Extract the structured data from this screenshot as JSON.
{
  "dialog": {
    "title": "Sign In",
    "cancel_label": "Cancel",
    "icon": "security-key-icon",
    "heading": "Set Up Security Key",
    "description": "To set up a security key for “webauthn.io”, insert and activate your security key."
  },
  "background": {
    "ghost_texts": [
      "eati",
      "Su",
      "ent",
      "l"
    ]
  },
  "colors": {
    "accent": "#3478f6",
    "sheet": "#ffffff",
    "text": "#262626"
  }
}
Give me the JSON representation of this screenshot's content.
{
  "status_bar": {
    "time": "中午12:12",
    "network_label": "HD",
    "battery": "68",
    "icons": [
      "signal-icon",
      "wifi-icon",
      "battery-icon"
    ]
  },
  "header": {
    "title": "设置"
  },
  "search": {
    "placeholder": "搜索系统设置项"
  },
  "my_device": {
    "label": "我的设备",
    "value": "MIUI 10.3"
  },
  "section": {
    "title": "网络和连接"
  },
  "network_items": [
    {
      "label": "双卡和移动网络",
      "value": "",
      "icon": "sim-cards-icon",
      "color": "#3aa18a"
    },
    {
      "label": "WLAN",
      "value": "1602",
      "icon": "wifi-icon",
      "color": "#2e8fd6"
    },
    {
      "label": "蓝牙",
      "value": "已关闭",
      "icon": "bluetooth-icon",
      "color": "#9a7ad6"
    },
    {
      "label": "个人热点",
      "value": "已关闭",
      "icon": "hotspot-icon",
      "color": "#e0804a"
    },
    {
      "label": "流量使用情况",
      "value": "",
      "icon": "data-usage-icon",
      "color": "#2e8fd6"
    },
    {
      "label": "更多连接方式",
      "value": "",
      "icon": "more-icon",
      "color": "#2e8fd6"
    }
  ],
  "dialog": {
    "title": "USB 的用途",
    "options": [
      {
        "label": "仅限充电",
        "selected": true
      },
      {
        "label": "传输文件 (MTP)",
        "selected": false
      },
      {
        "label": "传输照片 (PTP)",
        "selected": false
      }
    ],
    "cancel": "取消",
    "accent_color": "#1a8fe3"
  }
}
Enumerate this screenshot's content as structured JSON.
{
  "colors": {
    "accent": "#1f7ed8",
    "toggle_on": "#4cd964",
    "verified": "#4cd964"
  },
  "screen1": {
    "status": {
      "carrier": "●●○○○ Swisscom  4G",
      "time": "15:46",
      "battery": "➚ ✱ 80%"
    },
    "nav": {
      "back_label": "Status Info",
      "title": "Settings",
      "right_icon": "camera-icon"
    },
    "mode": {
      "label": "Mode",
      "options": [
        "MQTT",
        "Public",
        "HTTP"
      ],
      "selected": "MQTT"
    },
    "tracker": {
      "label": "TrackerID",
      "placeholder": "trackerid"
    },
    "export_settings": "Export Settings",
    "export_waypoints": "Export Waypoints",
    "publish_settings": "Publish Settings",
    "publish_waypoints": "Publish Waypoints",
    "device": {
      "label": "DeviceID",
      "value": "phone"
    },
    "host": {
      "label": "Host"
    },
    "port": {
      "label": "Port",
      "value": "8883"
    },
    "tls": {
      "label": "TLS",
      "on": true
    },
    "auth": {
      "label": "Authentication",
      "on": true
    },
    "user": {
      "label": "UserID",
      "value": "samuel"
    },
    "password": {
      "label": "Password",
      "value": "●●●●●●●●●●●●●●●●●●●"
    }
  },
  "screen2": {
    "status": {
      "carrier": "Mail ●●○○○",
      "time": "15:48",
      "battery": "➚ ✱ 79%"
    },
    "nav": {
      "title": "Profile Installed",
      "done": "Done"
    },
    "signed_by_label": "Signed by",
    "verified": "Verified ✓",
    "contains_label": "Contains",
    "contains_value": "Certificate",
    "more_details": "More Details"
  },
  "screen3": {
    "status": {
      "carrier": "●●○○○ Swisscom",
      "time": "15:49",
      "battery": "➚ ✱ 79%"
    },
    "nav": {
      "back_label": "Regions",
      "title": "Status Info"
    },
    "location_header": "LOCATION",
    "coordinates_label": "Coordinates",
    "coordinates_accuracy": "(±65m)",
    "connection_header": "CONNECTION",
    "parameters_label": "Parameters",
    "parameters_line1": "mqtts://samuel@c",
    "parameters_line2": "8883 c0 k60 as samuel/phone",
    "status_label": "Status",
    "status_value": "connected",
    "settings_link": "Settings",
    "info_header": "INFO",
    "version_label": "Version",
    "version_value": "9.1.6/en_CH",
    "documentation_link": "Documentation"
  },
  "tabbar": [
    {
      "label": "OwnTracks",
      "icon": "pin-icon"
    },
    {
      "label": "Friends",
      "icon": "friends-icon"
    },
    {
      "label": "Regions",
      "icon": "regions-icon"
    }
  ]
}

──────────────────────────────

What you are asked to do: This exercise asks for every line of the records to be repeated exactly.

Task solution:
Extract the structured data from this screenshot as JSON.
{
  "dialog": {
    "title": "Sign In",
    "cancel_label": "Cancel",
    "icon": "security-key-icon",
    "heading": "Set Up Security Key",
    "description": "To set up a security key for “webauthn.io”, insert and activate your security key."
  },
  "background": {
    "ghost_texts": [
      "eati",
      "Su",
      "ent",
      "l"
    ]
  },
  "colors": {
    "accent": "#3478f6",
    "sheet": "#ffffff",
    "text": "#262626"
  }
}
Give me the JSON representation of this screenshot's content.
{
  "status_bar": {
    "time": "中午12:12",
    "network_label": "HD",
    "battery": "68",
    "icons": [
      "signal-icon",
      "wifi-icon",
      "battery-icon"
    ]
  },
  "header": {
    "title": "设置"
  },
  "search": {
    "placeholder": "搜索系统设置项"
  },
  "my_device": {
    "label": "我的设备",
    "value": "MIUI 10.3"
  },
  "section": {
    "title": "网络和连接"
  },
  "network_items": [
    {
      "label": "双卡和移动网络",
      "value": "",
      "icon": "sim-cards-icon",
      "color": "#3aa18a"
    },
    {
      "label": "WLAN",
      "value": "1602",
      "icon": "wifi-icon",
      "color": "#2e8fd6"
    },
    {
      "label": "蓝牙",
      "value": "已关闭",
      "icon": "bluetooth-icon",
      "color": "#9a7ad6"
    },
    {
      "label": "个人热点",
      "value": "已关闭",
      "icon": "hotspot-icon",
      "color": "#e0804a"
    },
    {
      "label": "流量使用情况",
      "value": "",
      "icon": "data-usage-icon",
      "color": "#2e8fd6"
    },
    {
      "label": "更多连接方式",
      "value": "",
      "icon": "more-icon",
      "color": "#2e8fd6"
    }
  ],
  "dialog": {
    "title": "USB 的用途",
    "options": [
      {
        "label": "仅限充电",
        "selected": true
      },
      {
        "label": "传输文件 (MTP)",
        "selected": false
      },
      {
        "label": "传输照片 (PTP)",
        "selected": false
      }
    ],
    "cancel": "取消",
    "accent_color": "#1a8fe3"
  }
}
Enumerate this screenshot's content as structured JSON.
{
  "colors": {
    "accent": "#1f7ed8",
    "toggle_on": "#4cd964",
    "verified": "#4cd964"
  },
  "screen1": {
    "status": {
      "carrier": "●●○○○ Swisscom  4G",
      "time": "15:46",
      "battery": "➚ ✱ 80%"
    },
    "nav": {
      "back_label": "Status Info",
      "title": "Settings",
      "right_icon": "camera-icon"
    },
    "mode": {
      "label": "Mode",
      "options": [
        "MQTT",
        "Public",
        "HTTP"
      ],
      "selected": "MQTT"
    },
    "tracker": {
      "label": "TrackerID",
      "placeholder": "trackerid"
    },
    "export_settings": "Export Settings",
    "export_waypoints": "Export Waypoints",
    "publish_settings": "Publish Settings",
    "publish_waypoints": "Publish Waypoints",
    "device": {
      "label": "DeviceID",
      "value": "phone"
    },
    "host": {
      "label": "Host"
    },
    "port": {
      "label": "Port",
      "value": "8883"
    },
    "tls": {
      "label": "TLS",
      "on": true
    },
    "auth": {
      "label": "Authentication",
      "on": true
    },
    "user": {
      "label": "UserID",
      "value": "samuel"
    },
    "password": {
      "label": "Password",
      "value": "●●●●●●●●●●●●●●●●●●●"
    }
  },
  "screen2": {
    "status": {
      "carrier": "Mail ●●○○○",
      "time": "15:48",
      "battery": "➚ ✱ 79%"
    },
    "nav": {
      "title": "Profile Installed",
      "done": "Done"
    },
    "signed_by_label": "Signed by",
    "verified": "Verified ✓",
    "contains_label": "Contains",
    "contains_value": "Certificate",
    "more_details": "More Details"
  },
  "screen3": {
    "status": {
      "carrier": "●●○○○ Swisscom",
      "time": "15:49",
      "battery": "➚ ✱ 79%"
    },
    "nav": {
      "back_label": "Regions",
      "title": "Status Info"
    },
    "location_header": "LOCATION",
    "coordinates_label": "Coordinates",
    "coordinates_accuracy": "(±65m)",
    "connection_header": "CONNECTION",
    "parameters_label": "Parameters",
    "parameters_line1": "mqtts://samuel@c",
    "parameters_line2": "8883 c0 k60 as samuel/phone",
    "status_label": "Status",
    "status_value": "connected",
    "settings_link": "Settings",
    "info_header": "INFO",
    "version_label": "Version",
    "version_value": "9.1.6/en_CH",
    "documentation_link": "Documentation"
  },
  "tabbar": [
    {
      "label": "OwnTracks",
      "icon": "pin-icon"
    },
    {
      "label": "Friends",
      "icon": "friends-icon"
    },
    {
      "label": "Regions",
      "icon": "regions-icon"
    }
  ]
}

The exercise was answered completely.